Kayayei: the women head porters of southern Ghana

  • James Adu Opare


For over a decade now, southern Ghana has witnessed a growing influx of young women and teenage girls whose sole business is to engage in the head porterage of goods. This paper offers information on who these women and girls are, why they migrate from their places of origin, why they engage in that business and the plans they have for the future. A non-random sample of 700 subjects were selected for the study. Unstructured interviews and personal observation were used as the tools for data collection. It was found that most of the woman porters hail from the savanna zones of northern Ghana and adjoining areas of Burkina Faso and Togo. They move down south to work and save money for various forms of investment. The paper attributes the push factor, poverty, to the interplay of natural phenomena and human agency. Suggestions for policy measures are offered.

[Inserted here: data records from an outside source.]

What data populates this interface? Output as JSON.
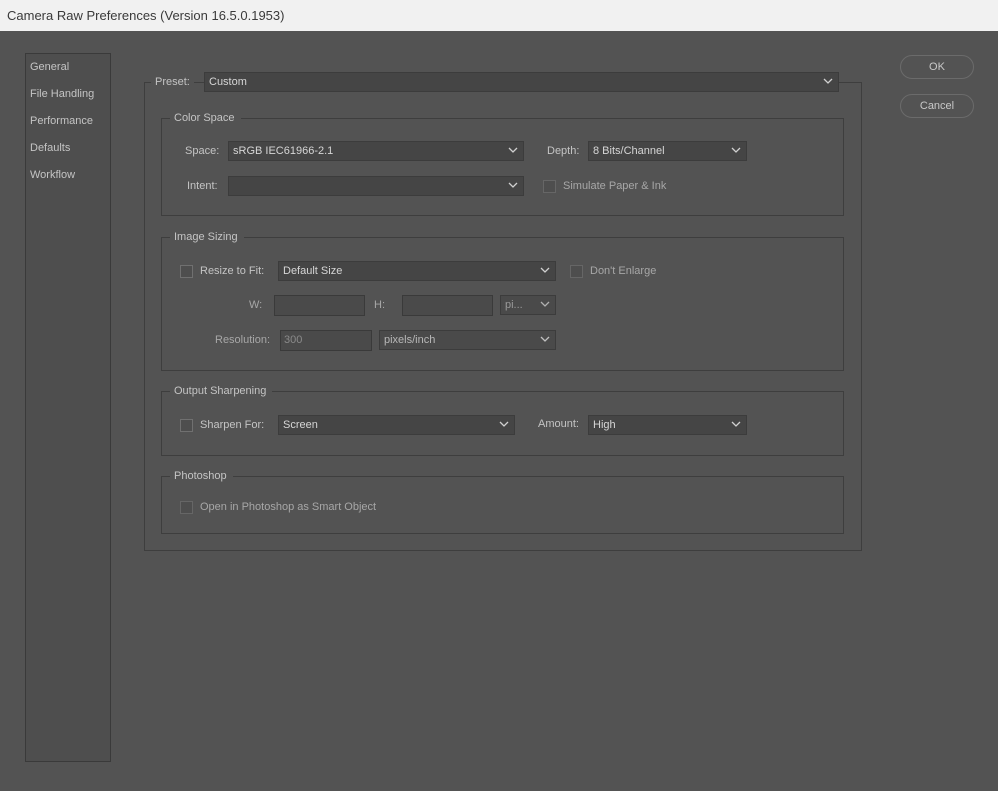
{
  "window": {
    "title": "Camera Raw Preferences  (Version 16.5.0.1953)"
  },
  "sidebar": {
    "items": [
      {
        "label": "General"
      },
      {
        "label": "File Handling"
      },
      {
        "label": "Performance"
      },
      {
        "label": "Defaults"
      },
      {
        "label": "Workflow"
      }
    ]
  },
  "buttons": {
    "ok": "OK",
    "cancel": "Cancel"
  },
  "preset": {
    "label": "Preset:",
    "value": "Custom"
  },
  "color_space": {
    "legend": "Color Space",
    "space_label": "Space:",
    "space_value": "sRGB IEC61966-2.1",
    "depth_label": "Depth:",
    "depth_value": "8 Bits/Channel",
    "intent_label": "Intent:",
    "intent_value": "",
    "simulate_label": "Simulate Paper & Ink"
  },
  "image_sizing": {
    "legend": "Image Sizing",
    "resize_label": "Resize to Fit:",
    "resize_value": "Default Size",
    "dont_enlarge_label": "Don't Enlarge",
    "w_label": "W:",
    "w_value": "",
    "h_label": "H:",
    "h_value": "",
    "unit_value": "pi...",
    "resolution_label": "Resolution:",
    "resolution_value": "300",
    "resolution_unit": "pixels/inch"
  },
  "output_sharpening": {
    "legend": "Output Sharpening",
    "sharpen_label": "Sharpen For:",
    "sharpen_value": "Screen",
    "amount_label": "Amount:",
    "amount_value": "High"
  },
  "photoshop": {
    "legend": "Photoshop",
    "smart_object_label": "Open in Photoshop as Smart Object"
  }
}
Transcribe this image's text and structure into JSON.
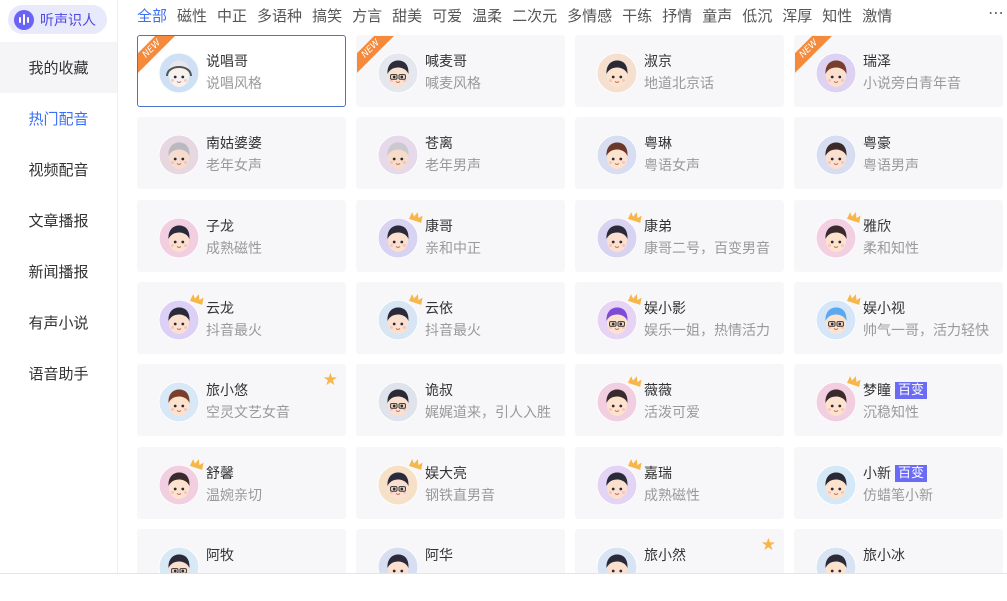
{
  "brand": {
    "label": "听声识人"
  },
  "sidebar": {
    "items": [
      {
        "label": "我的收藏"
      },
      {
        "label": "热门配音"
      },
      {
        "label": "视频配音"
      },
      {
        "label": "文章播报"
      },
      {
        "label": "新闻播报"
      },
      {
        "label": "有声小说"
      },
      {
        "label": "语音助手"
      }
    ]
  },
  "tabs": [
    "全部",
    "磁性",
    "中正",
    "多语种",
    "搞笑",
    "方言",
    "甜美",
    "可爱",
    "温柔",
    "二次元",
    "多情感",
    "干练",
    "抒情",
    "童声",
    "低沉",
    "浑厚",
    "知性",
    "激情"
  ],
  "more_label": "⋯",
  "badge_label": "百变",
  "new_label": "NEW",
  "star_glyph": "★",
  "colors": {
    "accent": "#3b6ff5",
    "new_ribbon": "#f58a3c",
    "badge": "#6b6bf6",
    "crown": "#f7b64a",
    "selected_border": "#4c73c7"
  },
  "cards": [
    {
      "name": "说唱哥",
      "desc": "说唱风格",
      "tag": "new",
      "avatar": "rapper-avatar",
      "bg": "#cfe0f4",
      "skin": "#f7f2ee",
      "hair": "#e9e7ee",
      "top": "headphones",
      "glasses": false
    },
    {
      "name": "喊麦哥",
      "desc": "喊麦风格",
      "tag": "new",
      "avatar": "shouting-mc-avatar",
      "bg": "#e5e7ee",
      "skin": "#fbe2cf",
      "hair": "#2b2d3a",
      "top": "none",
      "glasses": true
    },
    {
      "name": "淑京",
      "desc": "地道北京话",
      "tag": "none",
      "avatar": "beijing-girl-avatar",
      "bg": "#f5e0cf",
      "skin": "#fde3cd",
      "hair": "#2a2a36",
      "top": "none",
      "glasses": false
    },
    {
      "name": "瑞泽",
      "desc": "小说旁白青年音",
      "tag": "new",
      "avatar": "narrator-young-avatar",
      "bg": "#ddd2f2",
      "skin": "#fbe0cf",
      "hair": "#7a3e2c",
      "top": "none",
      "glasses": false
    },
    {
      "name": "南姑婆婆",
      "desc": "老年女声",
      "tag": "none",
      "avatar": "old-woman-avatar",
      "bg": "#e6d7e0",
      "skin": "#f6dccc",
      "hair": "#b9b9c0",
      "top": "none",
      "glasses": false
    },
    {
      "name": "苍离",
      "desc": "老年男声",
      "tag": "none",
      "avatar": "old-man-avatar",
      "bg": "#e5d9ea",
      "skin": "#f6dcc9",
      "hair": "#c9c9cf",
      "top": "none",
      "glasses": false
    },
    {
      "name": "粤琳",
      "desc": "粤语女声",
      "tag": "none",
      "avatar": "cantonese-girl-avatar",
      "bg": "#d8ddf2",
      "skin": "#fde3cd",
      "hair": "#6a3728",
      "top": "none",
      "glasses": false
    },
    {
      "name": "粤豪",
      "desc": "粤语男声",
      "tag": "none",
      "avatar": "cantonese-man-avatar",
      "bg": "#d7def1",
      "skin": "#fbe0cf",
      "hair": "#3a2b2a",
      "top": "none",
      "glasses": false
    },
    {
      "name": "子龙",
      "desc": "成熟磁性",
      "tag": "none",
      "avatar": "zilong-avatar",
      "bg": "#f1cfe0",
      "skin": "#fbe0cf",
      "hair": "#2a2a3a",
      "top": "none",
      "glasses": false
    },
    {
      "name": "康哥",
      "desc": "亲和中正",
      "tag": "crown",
      "avatar": "kangge-avatar",
      "bg": "#d9d3f2",
      "skin": "#fbe0cf",
      "hair": "#2a2a3a",
      "top": "none",
      "glasses": false
    },
    {
      "name": "康弟",
      "desc": "康哥二号，百变男音",
      "tag": "crown",
      "avatar": "kangdi-avatar",
      "bg": "#d9d3f2",
      "skin": "#fbe0cf",
      "hair": "#2a2a3a",
      "top": "none",
      "glasses": false
    },
    {
      "name": "雅欣",
      "desc": "柔和知性",
      "tag": "crown",
      "avatar": "yaxin-avatar",
      "bg": "#f2cfe2",
      "skin": "#fde3cd",
      "hair": "#3a2a2e",
      "top": "none",
      "glasses": false
    },
    {
      "name": "云龙",
      "desc": "抖音最火",
      "tag": "crown",
      "avatar": "yunlong-avatar",
      "bg": "#dcd0f6",
      "skin": "#fbe0cf",
      "hair": "#2a2a3a",
      "top": "none",
      "glasses": false
    },
    {
      "name": "云依",
      "desc": "抖音最火",
      "tag": "crown",
      "avatar": "yunyi-avatar",
      "bg": "#d7e6f2",
      "skin": "#fbe0cf",
      "hair": "#2a2a3a",
      "top": "none",
      "glasses": false
    },
    {
      "name": "娱小影",
      "desc": "娱乐一姐，热情活力",
      "tag": "crown",
      "avatar": "yuxiaoying-avatar",
      "bg": "#e7d3f4",
      "skin": "#fde3cd",
      "hair": "#7d4bd8",
      "top": "none",
      "glasses": true
    },
    {
      "name": "娱小视",
      "desc": "帅气一哥，活力轻快",
      "tag": "crown",
      "avatar": "yuxiaoshi-avatar",
      "bg": "#d4e6f8",
      "skin": "#fde3cd",
      "hair": "#5aa8ef",
      "top": "none",
      "glasses": true
    },
    {
      "name": "旅小悠",
      "desc": "空灵文艺女音",
      "tag": "star",
      "avatar": "lvxiaoyou-avatar",
      "bg": "#d8e8f7",
      "skin": "#fde3cd",
      "hair": "#7a3e2c",
      "top": "none",
      "glasses": false
    },
    {
      "name": "诡叔",
      "desc": "娓娓道来，引人入胜",
      "tag": "none",
      "avatar": "guishu-avatar",
      "bg": "#dfe3ec",
      "skin": "#fbe0cf",
      "hair": "#2a2a36",
      "top": "none",
      "glasses": true
    },
    {
      "name": "薇薇",
      "desc": "活泼可爱",
      "tag": "crown",
      "avatar": "weiwei-avatar",
      "bg": "#f2cfe0",
      "skin": "#fde3cd",
      "hair": "#3a2a2e",
      "top": "none",
      "glasses": false
    },
    {
      "name": "梦瞳",
      "desc": "沉稳知性",
      "tag": "crown",
      "badge": true,
      "avatar": "mengtong-avatar",
      "bg": "#f2cfe0",
      "skin": "#fde3cd",
      "hair": "#3a2a2e",
      "top": "none",
      "glasses": false
    },
    {
      "name": "舒馨",
      "desc": "温婉亲切",
      "tag": "crown",
      "avatar": "shuxin-avatar",
      "bg": "#f2cfe0",
      "skin": "#fde3cd",
      "hair": "#3a2a2e",
      "top": "none",
      "glasses": false
    },
    {
      "name": "娱大亮",
      "desc": "钢铁直男音",
      "tag": "crown",
      "avatar": "yudaliang-avatar",
      "bg": "#f6e0c8",
      "skin": "#fbe0cf",
      "hair": "#2a2a3a",
      "top": "none",
      "glasses": true
    },
    {
      "name": "嘉瑞",
      "desc": "成熟磁性",
      "tag": "crown",
      "avatar": "jiarui-avatar",
      "bg": "#e3d3f4",
      "skin": "#fbe0cf",
      "hair": "#2a2a3a",
      "top": "none",
      "glasses": false
    },
    {
      "name": "小新",
      "desc": "仿蜡笔小新",
      "tag": "none",
      "badge": true,
      "avatar": "xiaoxin-avatar",
      "bg": "#d5e8f7",
      "skin": "#fde3cd",
      "hair": "#2a2a36",
      "top": "none",
      "glasses": false
    },
    {
      "name": "阿牧",
      "desc": "",
      "tag": "none",
      "avatar": "amu-avatar",
      "bg": "#d8e8f4",
      "skin": "#fbe0cf",
      "hair": "#2a2a3a",
      "top": "none",
      "glasses": true
    },
    {
      "name": "阿华",
      "desc": "",
      "tag": "none",
      "avatar": "ahua-avatar",
      "bg": "#d8def2",
      "skin": "#fbe0cf",
      "hair": "#2a2a3a",
      "top": "none",
      "glasses": false
    },
    {
      "name": "旅小然",
      "desc": "",
      "tag": "star",
      "avatar": "lvxiaoran-avatar",
      "bg": "#d8e4f4",
      "skin": "#fbe0cf",
      "hair": "#2a2a3a",
      "top": "none",
      "glasses": false
    },
    {
      "name": "旅小冰",
      "desc": "",
      "tag": "none",
      "avatar": "lvxiaobing-avatar",
      "bg": "#d8e4f4",
      "skin": "#fde3cd",
      "hair": "#2a2a3a",
      "top": "none",
      "glasses": false
    }
  ]
}
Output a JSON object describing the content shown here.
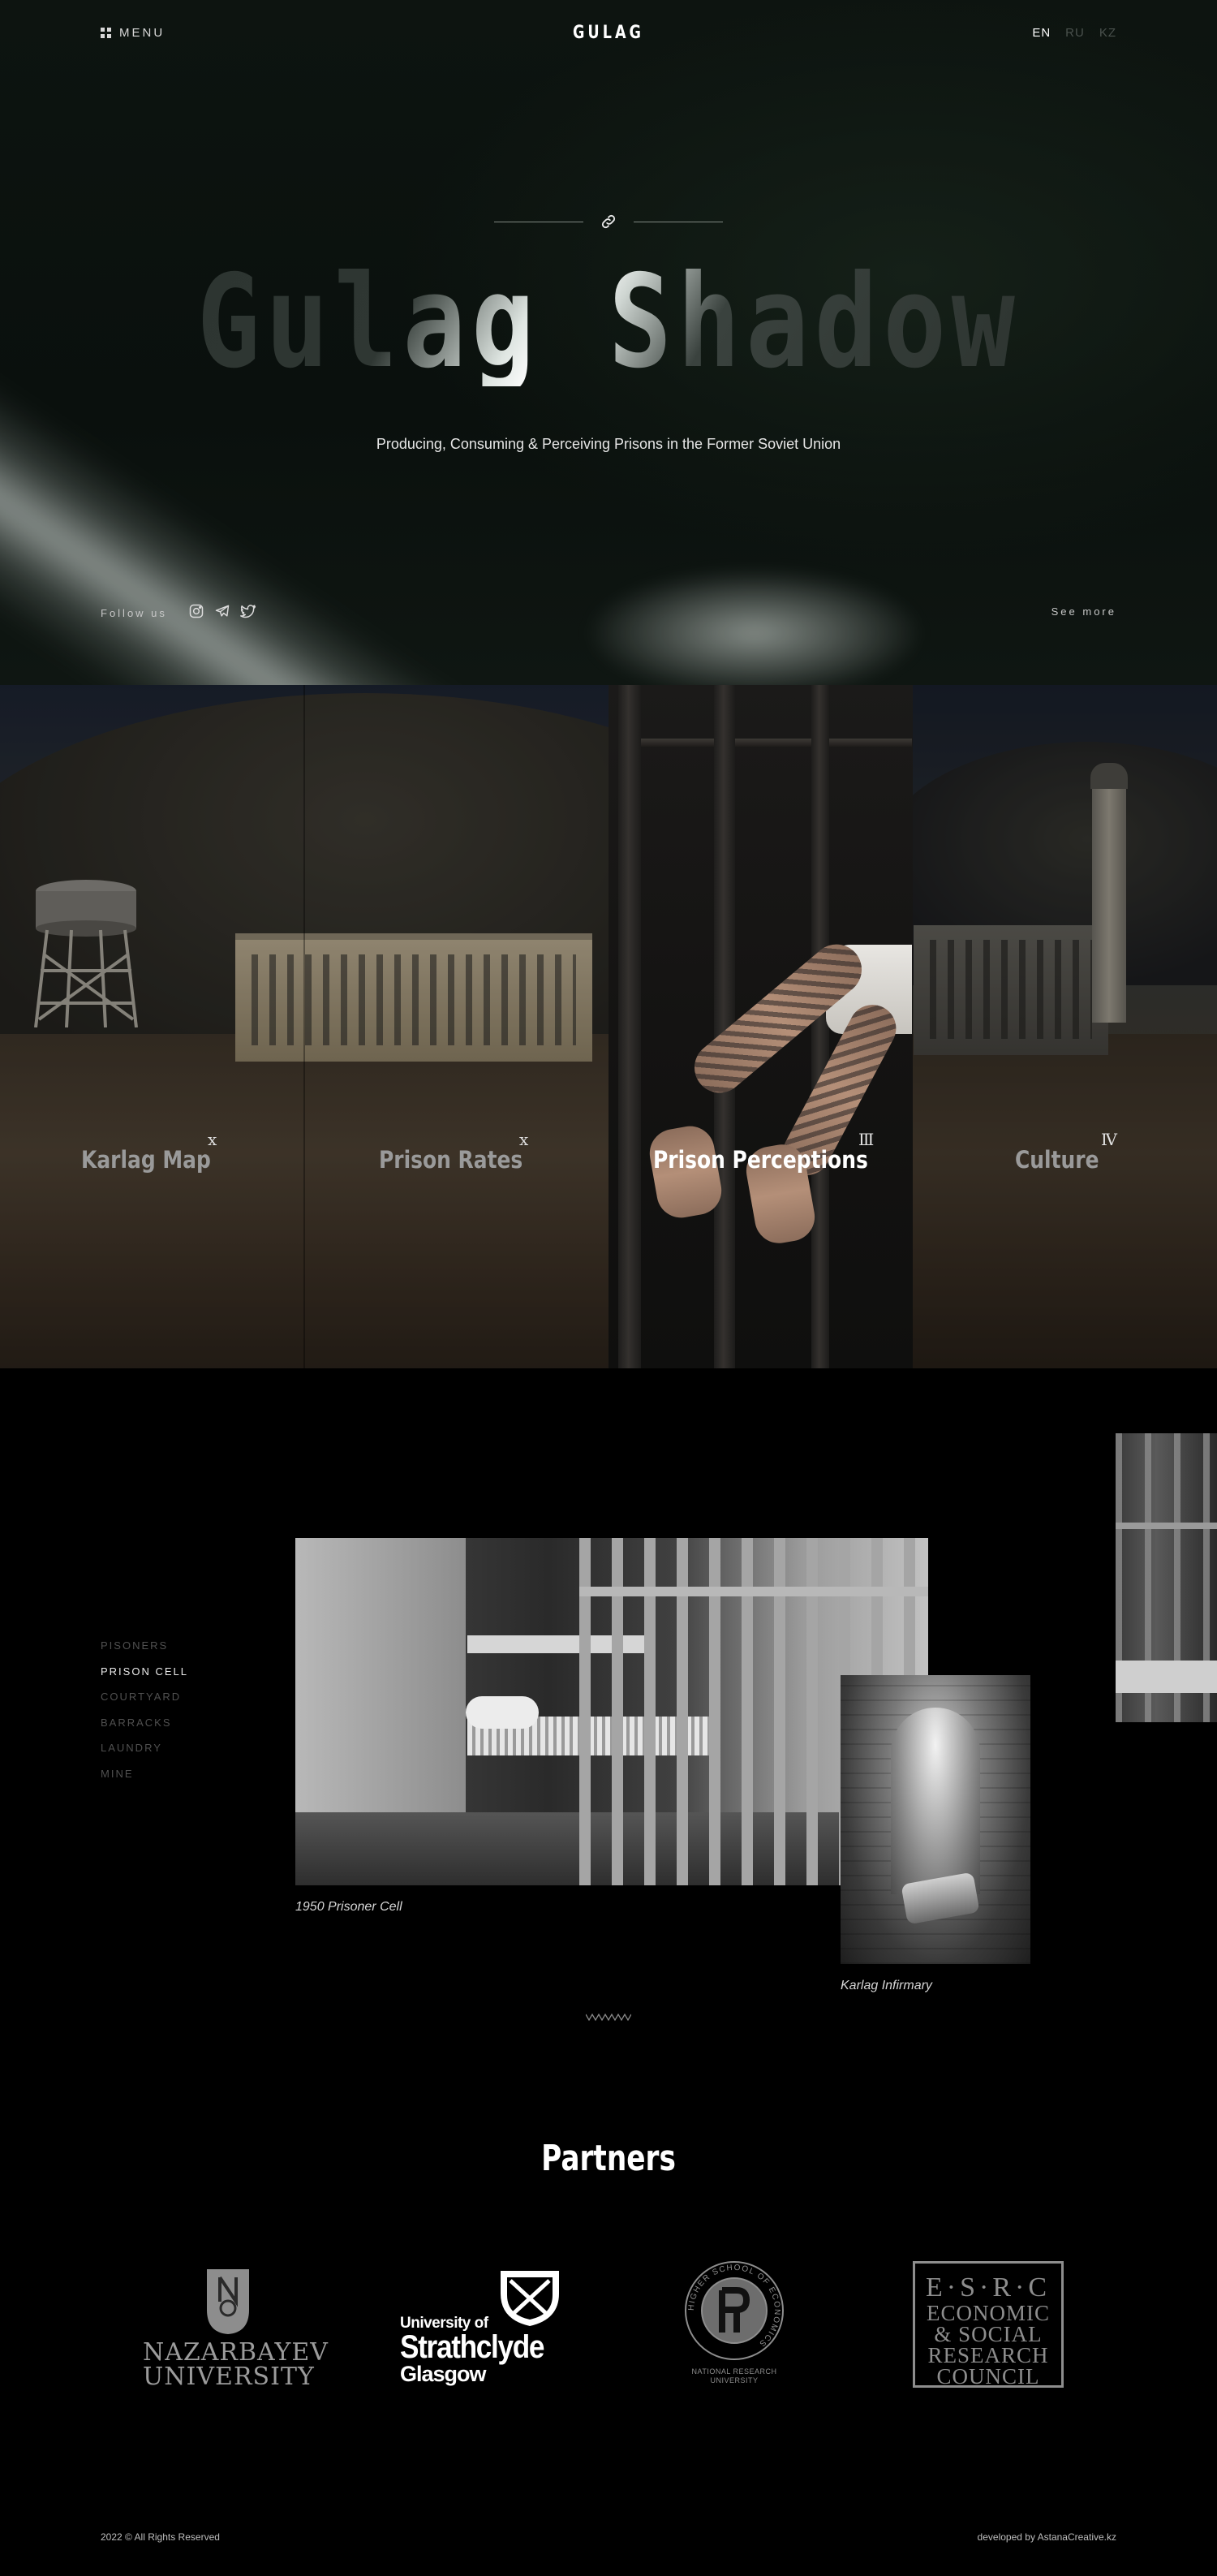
{
  "header": {
    "menu_label": "MENU",
    "logo": "GULAG",
    "languages": [
      {
        "code": "EN",
        "active": true
      },
      {
        "code": "RU",
        "active": false
      },
      {
        "code": "KZ",
        "active": false
      }
    ]
  },
  "hero": {
    "title": "Gulag Shadow",
    "subtitle": "Producing, Consuming & Perceiving Prisons in the Former Soviet Union",
    "follow_label": "Follow us",
    "social_icons": [
      "instagram-icon",
      "telegram-icon",
      "twitter-icon"
    ],
    "see_more": "See more"
  },
  "panels": [
    {
      "label": "Karlag Map",
      "numeral": "ⅹ",
      "active": false
    },
    {
      "label": "Prison Rates",
      "numeral": "ⅹ",
      "active": false
    },
    {
      "label": "Prison Perceptions",
      "numeral": "Ⅲ",
      "active": true
    },
    {
      "label": "Culture",
      "numeral": "Ⅳ",
      "active": false
    }
  ],
  "gallery": {
    "nav": [
      "PISONERS",
      "PRISON CELL",
      "COURTYARD",
      "BARRACKS",
      "LAUNDRY",
      "MINE"
    ],
    "active_index": 1,
    "photos": [
      {
        "caption": "1950 Prisoner Cell"
      },
      {
        "caption": "Karlag Infirmary"
      }
    ]
  },
  "partners": {
    "title": "Partners",
    "logos": [
      {
        "name": "NAZARBAYEV UNIVERSITY",
        "line1": "NAZARBAYEV",
        "line2": "UNIVERSITY"
      },
      {
        "name": "University of Strathclyde Glasgow",
        "line1": "University of",
        "line2": "Strathclyde",
        "line3": "Glasgow"
      },
      {
        "name": "Higher School of Economics",
        "ring_text": "HIGHER SCHOOL OF ECONOMICS",
        "caption1": "NATIONAL RESEARCH",
        "caption2": "UNIVERSITY"
      },
      {
        "name": "ESRC",
        "top": "E·S·R·C",
        "line1": "ECONOMIC",
        "line2": "& SOCIAL",
        "line3": "RESEARCH",
        "line4": "COUNCIL"
      }
    ]
  },
  "footer": {
    "copyright": "2022 © All Rights Reserved",
    "developer": "developed by AstanaCreative.kz"
  },
  "colors": {
    "background": "#000000",
    "hero_bg": "#0d1410",
    "text_primary": "#ffffff",
    "text_muted": "#505050",
    "logo_grey": "#8d8d8d"
  }
}
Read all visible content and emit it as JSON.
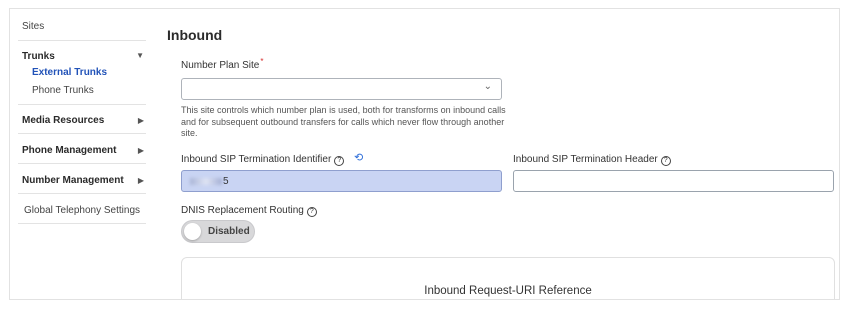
{
  "sidebar": {
    "sites": "Sites",
    "trunks": "Trunks",
    "external_trunks": "External Trunks",
    "phone_trunks": "Phone Trunks",
    "media_resources": "Media Resources",
    "phone_management": "Phone Management",
    "number_management": "Number Management",
    "global_telephony": "Global Telephony Settings"
  },
  "main": {
    "title": "Inbound",
    "number_plan_site_label": "Number Plan Site",
    "required_mark": "*",
    "number_plan_site_value": "",
    "number_plan_hint": "This site controls which number plan is used, both for transforms on inbound calls and for subsequent outbound transfers for calls which never flow through another site.",
    "sip_identifier_label": "Inbound SIP Termination Identifier",
    "sip_identifier_value_suffix": "5",
    "sip_header_label": "Inbound SIP Termination Header",
    "sip_header_value": "",
    "dnis_label": "DNIS Replacement Routing",
    "dnis_toggle_label": "Disabled",
    "request_uri_title": "Inbound Request-URI Reference"
  },
  "icons": {
    "help": "?",
    "reset": "⟲",
    "chevron_down": "⌄",
    "caret_down": "▼",
    "caret_right": "▶"
  },
  "colors": {
    "accent": "#2253b8",
    "required": "#d62b2b",
    "filled_input": "#c9d4f3",
    "reset_icon": "#2a6bd8"
  }
}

African Journal of Social Work Vol.18(2) 2003: 33-49

Journal Identifiers

eISSN: 1726-3700
print ISSN: 1012-1080